**YOUR INSTRUCTIONS:** Count how many lines hold "seconds" in the records, and respond with that number by itself.

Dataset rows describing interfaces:
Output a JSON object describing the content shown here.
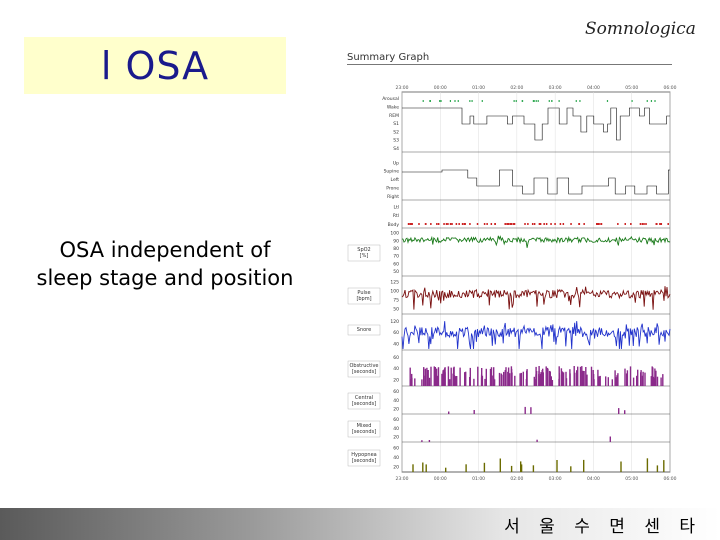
{
  "slide": {
    "title": "l OSA",
    "subtitle_line1": "OSA independent of",
    "subtitle_line2": "sleep stage and position",
    "brand": "Somnologica",
    "summary_title": "Summary Graph",
    "footer": "서 울 수 면 센 타"
  },
  "colors": {
    "title_bg": "#ffffcc",
    "title_text": "#1a1a8c",
    "spo2": "#1a7a1a",
    "pulse": "#7a1010",
    "snore": "#2233cc",
    "events": "#8a2a8a",
    "response": "#6b6b00",
    "arousal_marks": "#33aa55",
    "position_marks": "#cc2222"
  },
  "chart_data": {
    "type": "line",
    "time_ticks": [
      "23:00",
      "00:00",
      "01:00",
      "02:00",
      "03:00",
      "04:00",
      "05:00",
      "06:00"
    ],
    "panels": [
      {
        "key": "hypnogram",
        "labels": [
          "Arousal",
          "Wake",
          "REM",
          "S1",
          "S2",
          "S3",
          "S4"
        ]
      },
      {
        "key": "position",
        "labels": [
          "Up",
          "Supine",
          "Left",
          "Prone",
          "Right"
        ]
      },
      {
        "key": "movement",
        "labels": [
          "Ltl",
          "Rtl",
          "Body"
        ]
      },
      {
        "key": "spo2",
        "label": "SpO2 [%]",
        "ticks": [
          "100",
          "90",
          "80",
          "70",
          "60",
          "50"
        ],
        "ylim": [
          50,
          100
        ]
      },
      {
        "key": "pulse",
        "label": "Pulse [bpm]",
        "ticks": [
          "125",
          "100",
          "75",
          "50"
        ],
        "ylim": [
          50,
          125
        ]
      },
      {
        "key": "snore",
        "label": "Snore",
        "ticks": [
          "120",
          "60",
          "40"
        ]
      },
      {
        "key": "obstructive",
        "label": "Obstructive [seconds]",
        "ticks": [
          "60",
          "40",
          "20"
        ]
      },
      {
        "key": "central",
        "label": "Central [seconds]",
        "ticks": [
          "60",
          "40",
          "20"
        ]
      },
      {
        "key": "mixed",
        "label": "Mixed [seconds]",
        "ticks": [
          "60",
          "40",
          "20"
        ]
      },
      {
        "key": "hypopnea",
        "label": "Hypopnea [seconds]",
        "ticks": [
          "60",
          "40",
          "20"
        ]
      }
    ]
  }
}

**REPLY TO THE EXERCISE:** 4